■ **Activity**
Whenever a line in the entries below contains "this", copy that line.
┄┄┄┄┄┄
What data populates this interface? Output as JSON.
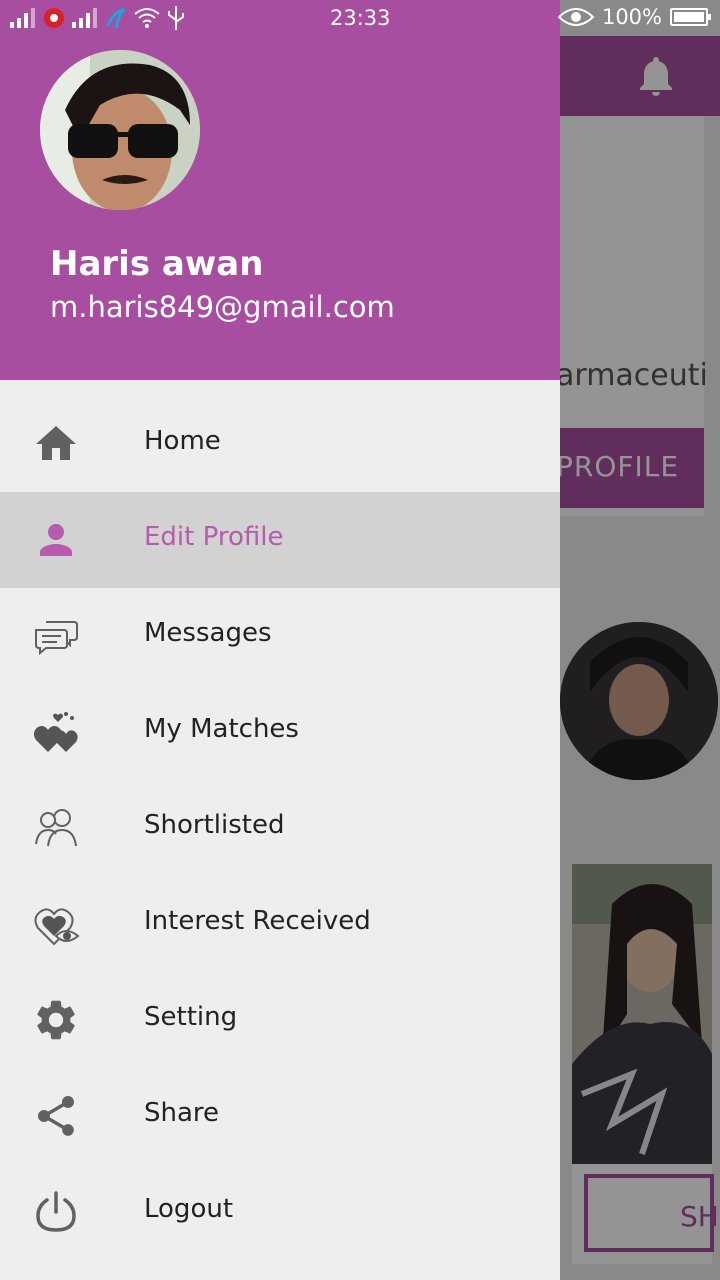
{
  "status_bar": {
    "time": "23:33",
    "battery_percent": "100%",
    "icons": [
      "signal-icon",
      "notification-icon",
      "signal-icon",
      "carrier-icon",
      "wifi-icon",
      "usb-icon",
      "eye-icon",
      "battery-icon"
    ]
  },
  "background_app": {
    "card_text": "armaceuti",
    "profile_button": "PROFILE",
    "second_button": "SH",
    "accent_color": "#a74ea0"
  },
  "drawer": {
    "header_color": "#a84ea0",
    "user_name": "Haris awan",
    "user_email": "m.haris849@gmail.com",
    "items": [
      {
        "label": "Home",
        "icon": "home-icon",
        "active": false
      },
      {
        "label": "Edit Profile",
        "icon": "person-icon",
        "active": true
      },
      {
        "label": "Messages",
        "icon": "chat-bubbles-icon",
        "active": false
      },
      {
        "label": "My Matches",
        "icon": "hearts-icon",
        "active": false
      },
      {
        "label": "Shortlisted",
        "icon": "people-icon",
        "active": false
      },
      {
        "label": "Interest Received",
        "icon": "heart-eye-icon",
        "active": false
      },
      {
        "label": "Setting",
        "icon": "gear-icon",
        "active": false
      },
      {
        "label": "Share",
        "icon": "share-icon",
        "active": false
      },
      {
        "label": "Logout",
        "icon": "power-icon",
        "active": false
      }
    ]
  }
}
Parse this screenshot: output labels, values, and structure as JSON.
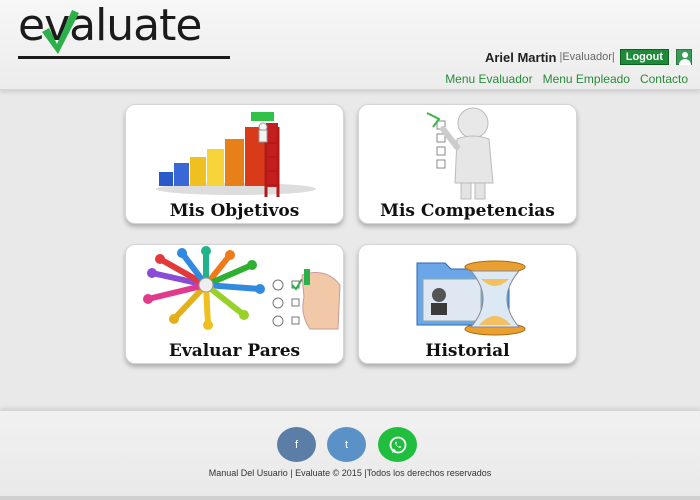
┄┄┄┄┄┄
■ **Answer below**
What data populates this interface? Output as JSON.
Parse this screenshot: output labels, values, and structure as JSON.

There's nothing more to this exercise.